Source information -
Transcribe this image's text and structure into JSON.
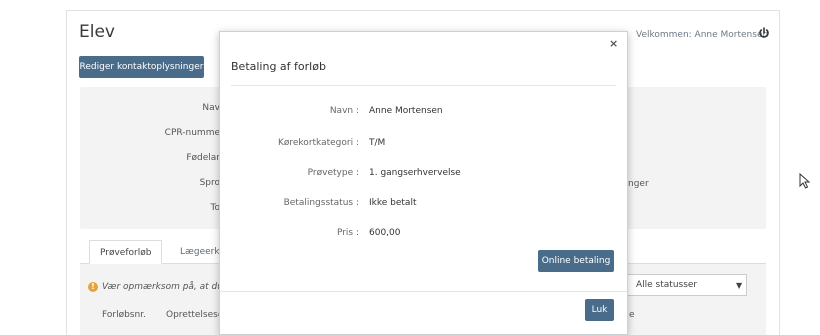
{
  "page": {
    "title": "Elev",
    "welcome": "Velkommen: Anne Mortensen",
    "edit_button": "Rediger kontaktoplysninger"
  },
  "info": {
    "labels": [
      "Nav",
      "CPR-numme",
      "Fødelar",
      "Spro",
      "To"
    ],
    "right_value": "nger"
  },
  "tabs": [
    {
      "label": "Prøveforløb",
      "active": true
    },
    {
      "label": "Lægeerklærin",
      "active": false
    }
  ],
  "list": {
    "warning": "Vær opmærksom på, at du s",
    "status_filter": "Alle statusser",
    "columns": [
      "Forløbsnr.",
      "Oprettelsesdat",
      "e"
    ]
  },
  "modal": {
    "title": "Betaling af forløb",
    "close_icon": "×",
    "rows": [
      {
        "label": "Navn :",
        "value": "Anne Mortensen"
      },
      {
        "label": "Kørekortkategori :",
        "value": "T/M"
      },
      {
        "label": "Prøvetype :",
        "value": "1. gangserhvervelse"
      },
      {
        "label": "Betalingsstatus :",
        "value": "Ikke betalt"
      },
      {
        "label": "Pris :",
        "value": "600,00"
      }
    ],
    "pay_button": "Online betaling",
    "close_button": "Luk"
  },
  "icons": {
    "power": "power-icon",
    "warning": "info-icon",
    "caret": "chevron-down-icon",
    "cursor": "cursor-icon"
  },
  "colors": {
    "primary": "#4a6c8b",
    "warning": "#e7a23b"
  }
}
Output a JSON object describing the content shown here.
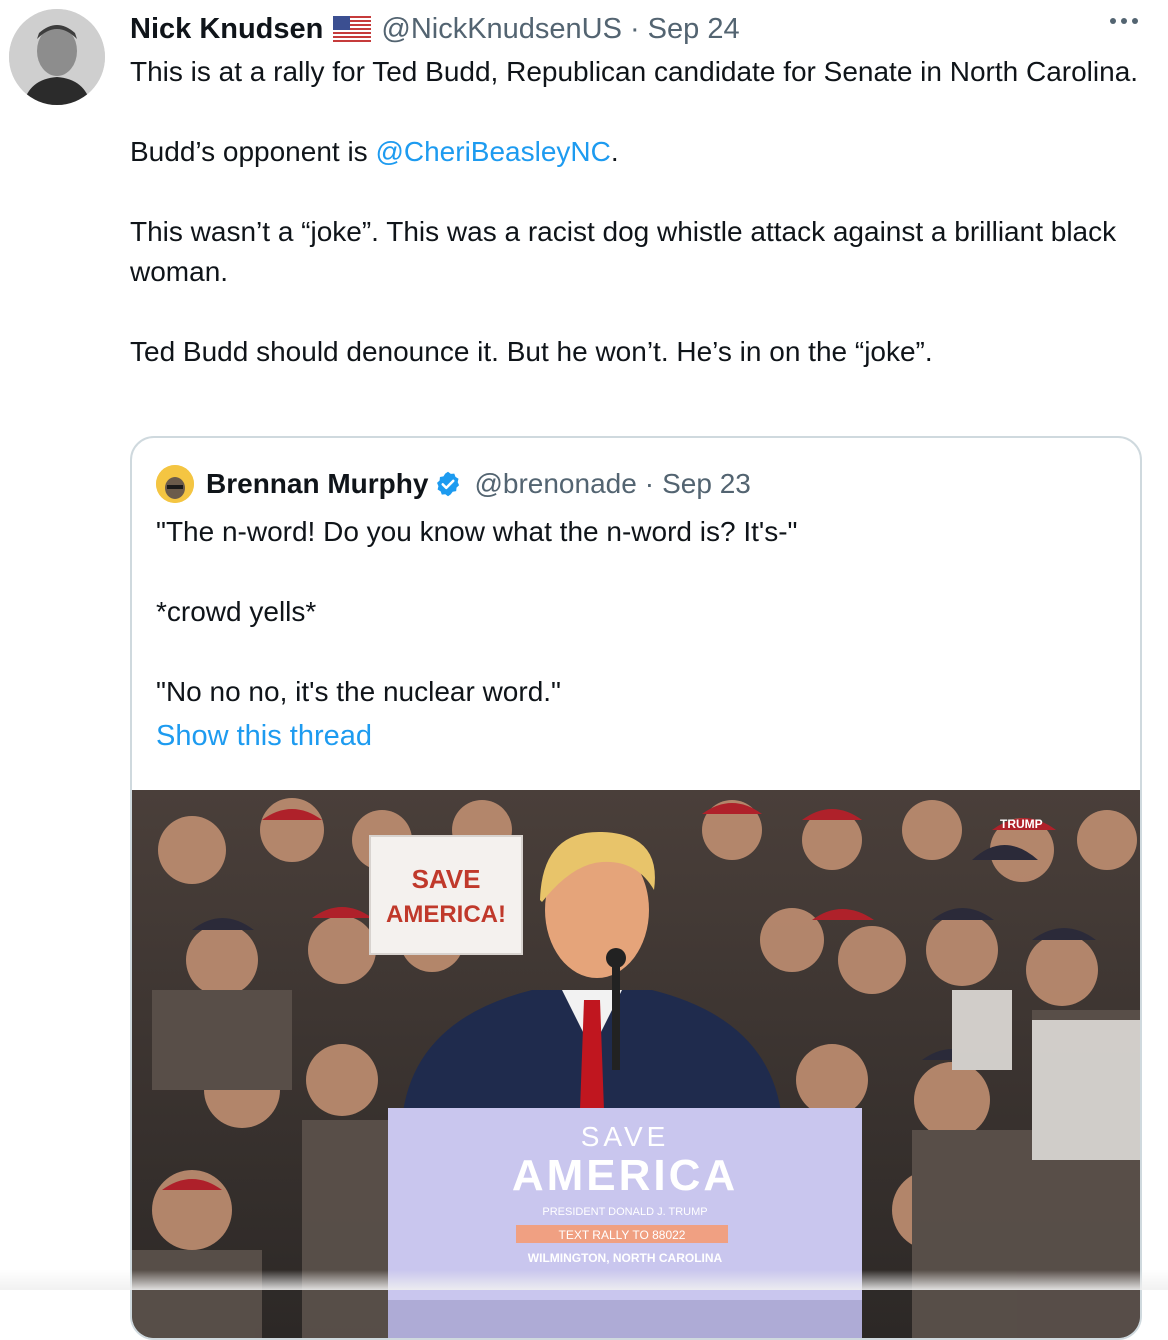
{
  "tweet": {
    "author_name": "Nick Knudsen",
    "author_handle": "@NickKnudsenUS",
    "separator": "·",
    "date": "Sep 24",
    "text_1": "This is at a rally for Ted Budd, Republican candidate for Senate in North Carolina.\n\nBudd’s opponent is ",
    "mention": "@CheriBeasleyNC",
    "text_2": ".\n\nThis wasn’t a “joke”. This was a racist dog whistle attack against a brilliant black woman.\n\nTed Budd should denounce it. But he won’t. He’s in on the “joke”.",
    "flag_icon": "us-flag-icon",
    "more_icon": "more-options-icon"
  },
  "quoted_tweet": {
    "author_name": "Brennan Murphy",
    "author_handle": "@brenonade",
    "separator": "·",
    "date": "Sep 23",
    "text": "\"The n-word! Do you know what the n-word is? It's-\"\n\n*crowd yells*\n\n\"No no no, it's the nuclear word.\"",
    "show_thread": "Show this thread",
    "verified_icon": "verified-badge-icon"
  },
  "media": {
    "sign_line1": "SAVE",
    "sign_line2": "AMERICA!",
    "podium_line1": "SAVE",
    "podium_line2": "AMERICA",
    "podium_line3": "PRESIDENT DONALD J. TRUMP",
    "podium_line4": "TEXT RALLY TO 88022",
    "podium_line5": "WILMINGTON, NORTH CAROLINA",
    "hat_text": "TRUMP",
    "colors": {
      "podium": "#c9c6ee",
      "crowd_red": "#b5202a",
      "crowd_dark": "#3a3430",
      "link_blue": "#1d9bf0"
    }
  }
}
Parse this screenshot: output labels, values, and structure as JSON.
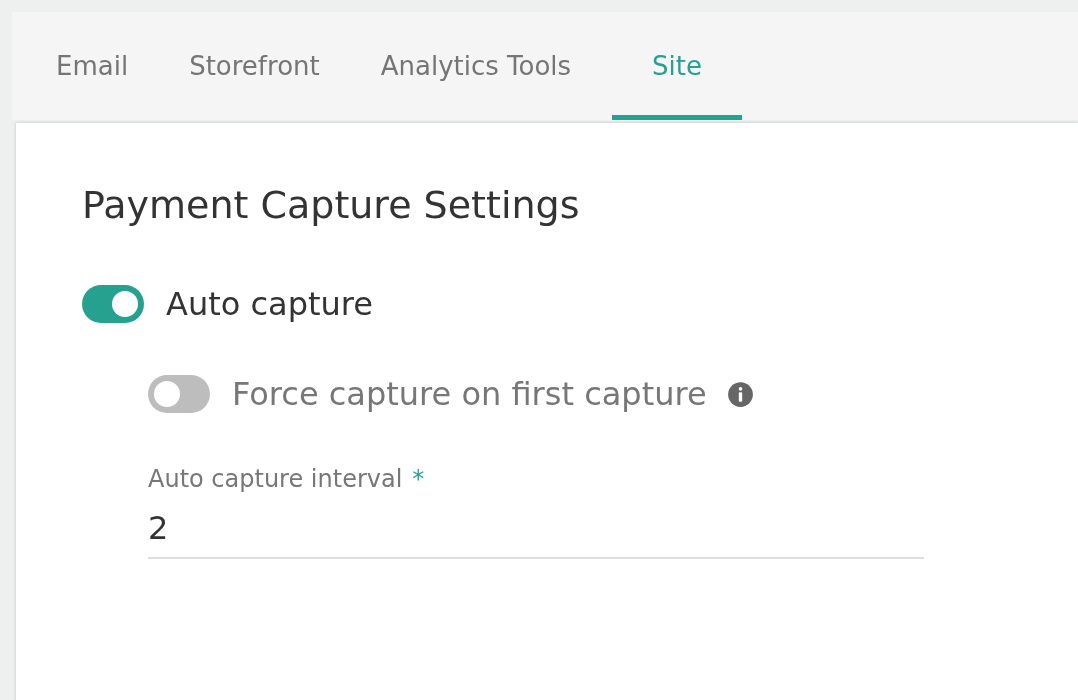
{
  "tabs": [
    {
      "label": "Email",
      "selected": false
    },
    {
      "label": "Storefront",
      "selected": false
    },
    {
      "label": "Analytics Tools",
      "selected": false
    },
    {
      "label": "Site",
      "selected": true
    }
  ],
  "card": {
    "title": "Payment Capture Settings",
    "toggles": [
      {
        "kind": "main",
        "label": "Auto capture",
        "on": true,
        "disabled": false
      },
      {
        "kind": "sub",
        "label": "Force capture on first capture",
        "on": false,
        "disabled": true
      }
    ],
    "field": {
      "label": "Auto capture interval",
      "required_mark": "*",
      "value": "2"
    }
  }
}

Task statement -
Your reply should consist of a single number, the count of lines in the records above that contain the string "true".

Response -
4